Information Architecture is the art of organising information in a way that makes it easy for people to use it. In a very real sense it is millenia old, that after all is exactly what Librarians have been trying to do since ancient times. The growth of the Web has given that task a new sense of importance and urgency. It has also given it a new name.
The rise of Information Architecture as a profession raises interesting questions for Librarians. It is arguably just Librarianship in an online environment. Why aren't Information Architects called Web Librarians? (They are sometimes but it isn't the most widely accepted label.) What does that suggest about the image that Librarianship has outside of our profession? On the other hand whatever the job title we should be able to convince people that the study of Library Science gives us the skills to create well organised and easy to use Information Architectures.

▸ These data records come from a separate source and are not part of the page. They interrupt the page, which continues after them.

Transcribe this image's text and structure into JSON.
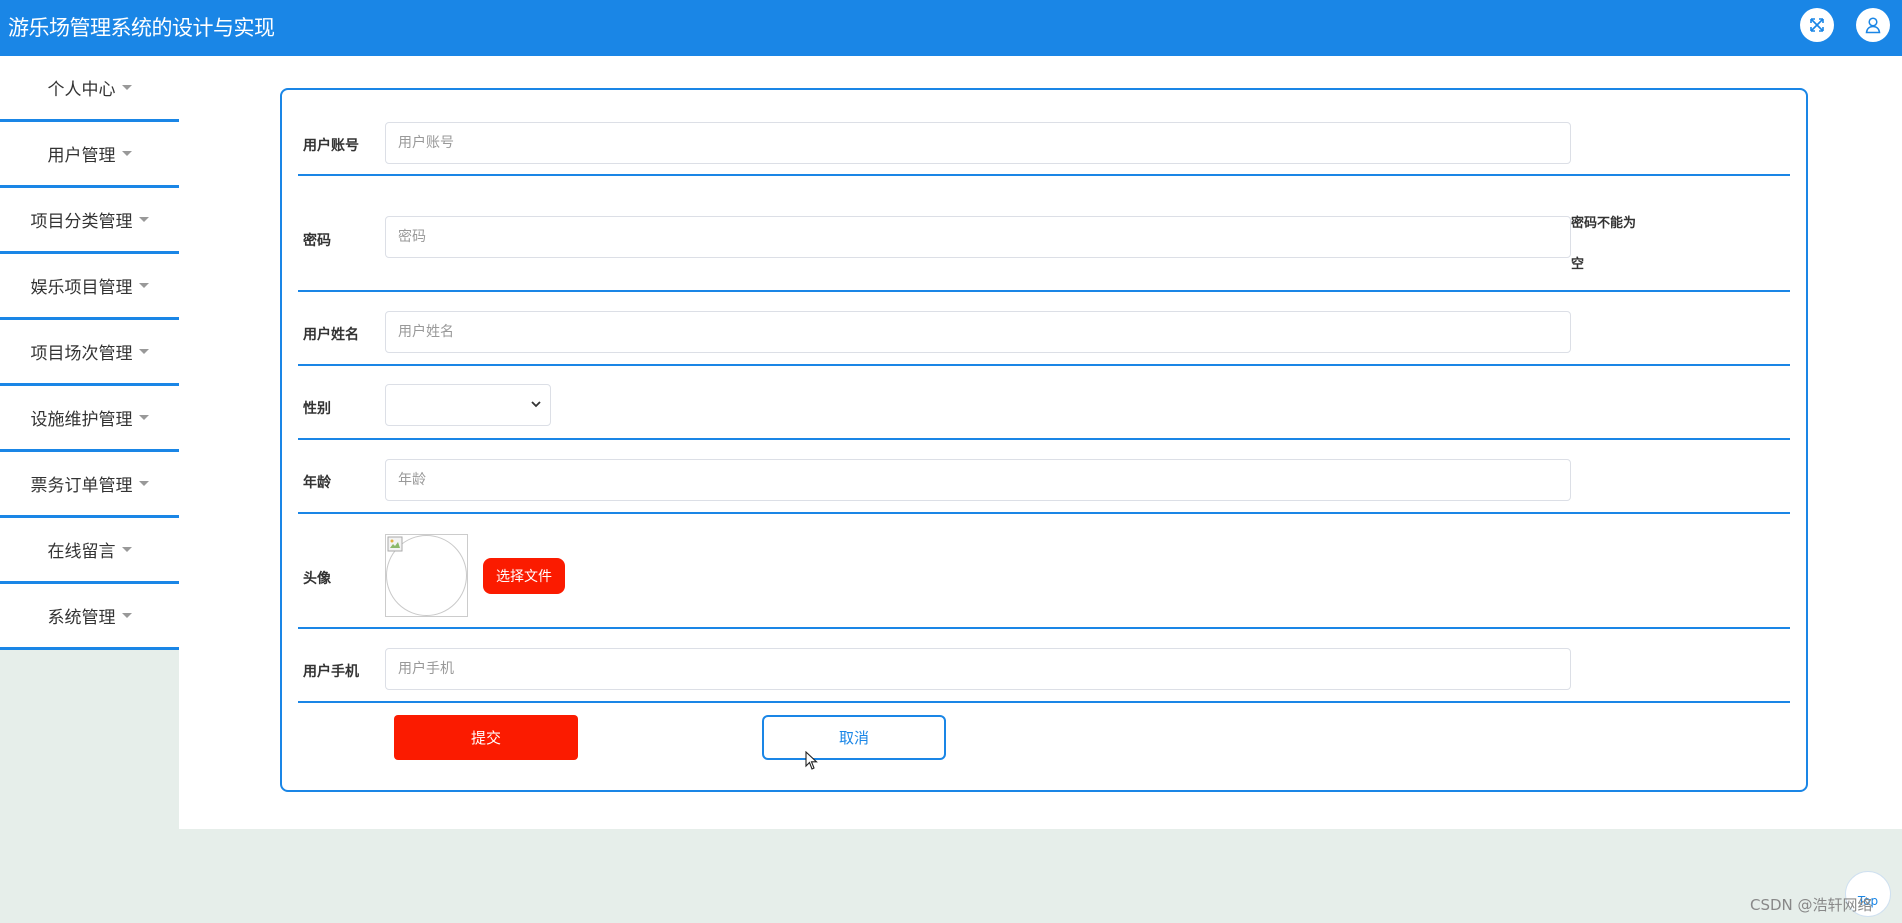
{
  "app": {
    "title": "游乐场管理系统的设计与实现",
    "accent_color": "#1a86e6",
    "danger_color": "#fb1b00"
  },
  "header": {
    "fullscreen_icon": "expand-icon",
    "user_icon": "user-icon"
  },
  "sidebar": {
    "items": [
      {
        "label": "个人中心"
      },
      {
        "label": "用户管理"
      },
      {
        "label": "项目分类管理"
      },
      {
        "label": "娱乐项目管理"
      },
      {
        "label": "项目场次管理"
      },
      {
        "label": "设施维护管理"
      },
      {
        "label": "票务订单管理"
      },
      {
        "label": "在线留言"
      },
      {
        "label": "系统管理"
      }
    ]
  },
  "form": {
    "account": {
      "label": "用户账号",
      "placeholder": "用户账号",
      "value": ""
    },
    "password": {
      "label": "密码",
      "placeholder": "密码",
      "value": "",
      "error_line1": "密码不能为",
      "error_line2": "空"
    },
    "name": {
      "label": "用户姓名",
      "placeholder": "用户姓名",
      "value": ""
    },
    "gender": {
      "label": "性别",
      "selected": ""
    },
    "age": {
      "label": "年龄",
      "placeholder": "年龄",
      "value": ""
    },
    "avatar": {
      "label": "头像",
      "button": "选择文件"
    },
    "phone": {
      "label": "用户手机",
      "placeholder": "用户手机",
      "value": ""
    },
    "submit": "提交",
    "cancel": "取消"
  },
  "footer": {
    "top_button": "Top",
    "watermark": "CSDN @浩轩网络"
  }
}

The name isn't arbitrary. It is a metaphor which says a lot about the goals and self image of the emerging field of Information Architecture. The idea is that a website needs to be planned and carefully designed in the same way that a conventional architect would design a house or an office building.
The needs of the users need to be carefully considered. No one would build a house without thinking about what it would be like to live in it.
In the past websites have often been allowed to grow slightly haphazardly or they have been designed by people who were focused on form rather than function. Information Architects would argue that that is the equivalent of building a house room by room or letting an interior decorator design it.
Moreville and Rosenfeld point out that bad information architecture puts off customers, wastes employee time and and damage's an organisation's brand image or reputation. (Moreville & Rosenfeld, 2007.)
It is very hard to overestimate the importance of Information Architecture, for businesses, public services, and for each one of us .